**PROBLEM DESCRIPTION:** If a line in the entries below includes "JSON", pick it out and copy it.

**GIVEN DATA:**
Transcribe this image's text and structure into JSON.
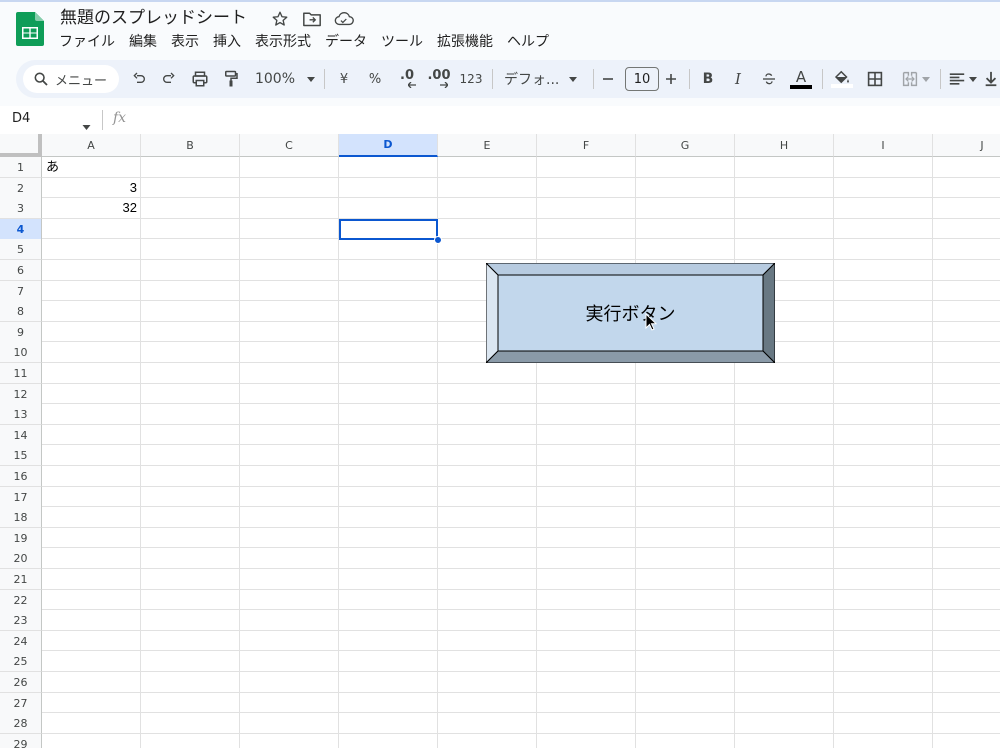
{
  "app": {
    "title": "無題のスプレッドシート"
  },
  "menu": [
    "ファイル",
    "編集",
    "表示",
    "挿入",
    "表示形式",
    "データ",
    "ツール",
    "拡張機能",
    "ヘルプ"
  ],
  "toolbar": {
    "search_label": "メニュー",
    "zoom": "100%",
    "currency": "¥",
    "percent": "%",
    "dec_decrease": ".0",
    "dec_increase": ".00",
    "number_format": "123",
    "font": "デフォ...",
    "font_size": "10",
    "bold": "B",
    "italic": "I",
    "text_color_label": "A",
    "text_color": "#000000"
  },
  "formula_bar": {
    "name_box": "D4",
    "fx": "fx",
    "value": ""
  },
  "grid": {
    "columns": [
      "A",
      "B",
      "C",
      "D",
      "E",
      "F",
      "G",
      "H",
      "I",
      "J"
    ],
    "rows": [
      "1",
      "2",
      "3",
      "4",
      "5",
      "6",
      "7",
      "8",
      "9",
      "10",
      "11",
      "12",
      "13",
      "14",
      "15",
      "16",
      "17",
      "18",
      "19",
      "20",
      "21",
      "22",
      "23",
      "24",
      "25",
      "26",
      "27",
      "28",
      "29"
    ],
    "selected_cell": "D4",
    "cells": {
      "A1": "あ",
      "A2": "3",
      "A3": "32"
    }
  },
  "drawing": {
    "label": "実行ボタン",
    "face_color": "#c2d7ec",
    "bevel_color": "#8a9aa8"
  }
}
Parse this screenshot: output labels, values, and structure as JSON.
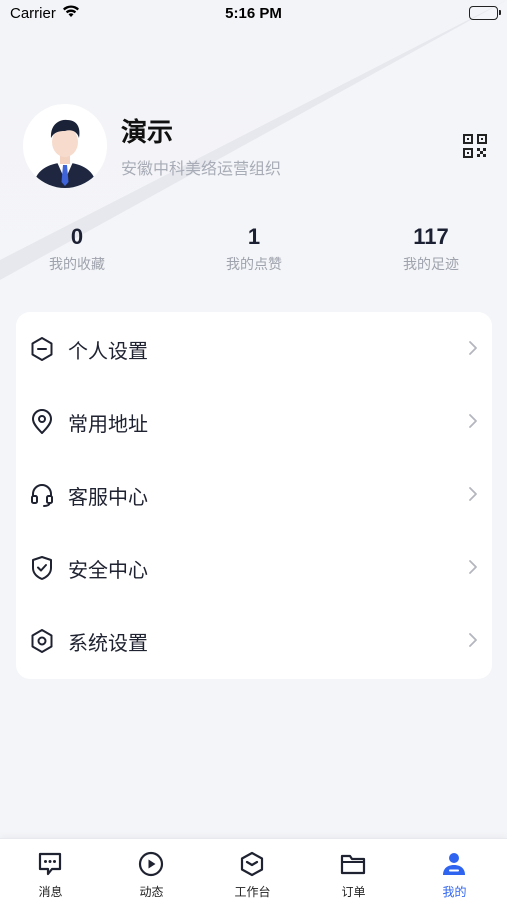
{
  "status_bar": {
    "carrier": "Carrier",
    "time": "5:16 PM"
  },
  "profile": {
    "name": "演示",
    "organization": "安徽中科美络运营组织"
  },
  "stats": [
    {
      "value": "0",
      "label": "我的收藏"
    },
    {
      "value": "1",
      "label": "我的点赞"
    },
    {
      "value": "117",
      "label": "我的足迹"
    }
  ],
  "menu": [
    {
      "label": "个人设置",
      "icon": "hexagon-minus-icon"
    },
    {
      "label": "常用地址",
      "icon": "location-pin-icon"
    },
    {
      "label": "客服中心",
      "icon": "headset-icon"
    },
    {
      "label": "安全中心",
      "icon": "shield-check-icon"
    },
    {
      "label": "系统设置",
      "icon": "hexagon-settings-icon"
    }
  ],
  "tabs": [
    {
      "label": "消息",
      "icon": "message-icon"
    },
    {
      "label": "动态",
      "icon": "play-circle-icon"
    },
    {
      "label": "工作台",
      "icon": "workbench-icon"
    },
    {
      "label": "订单",
      "icon": "folder-icon"
    },
    {
      "label": "我的",
      "icon": "user-icon",
      "active": true
    }
  ],
  "colors": {
    "accent": "#2f64f0",
    "background": "#f4f5f8",
    "text": "#1f2230",
    "muted": "#a8acb6"
  }
}
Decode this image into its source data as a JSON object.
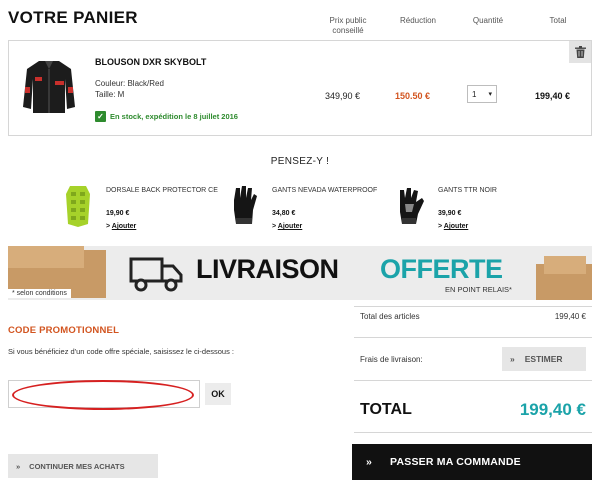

**YOUR RESPONSE:**
Transcribe this image's text and structure into JSON.
Parse this screenshot: output labels, values, and structure as JSON.
Decode this image into its source data as a JSON object.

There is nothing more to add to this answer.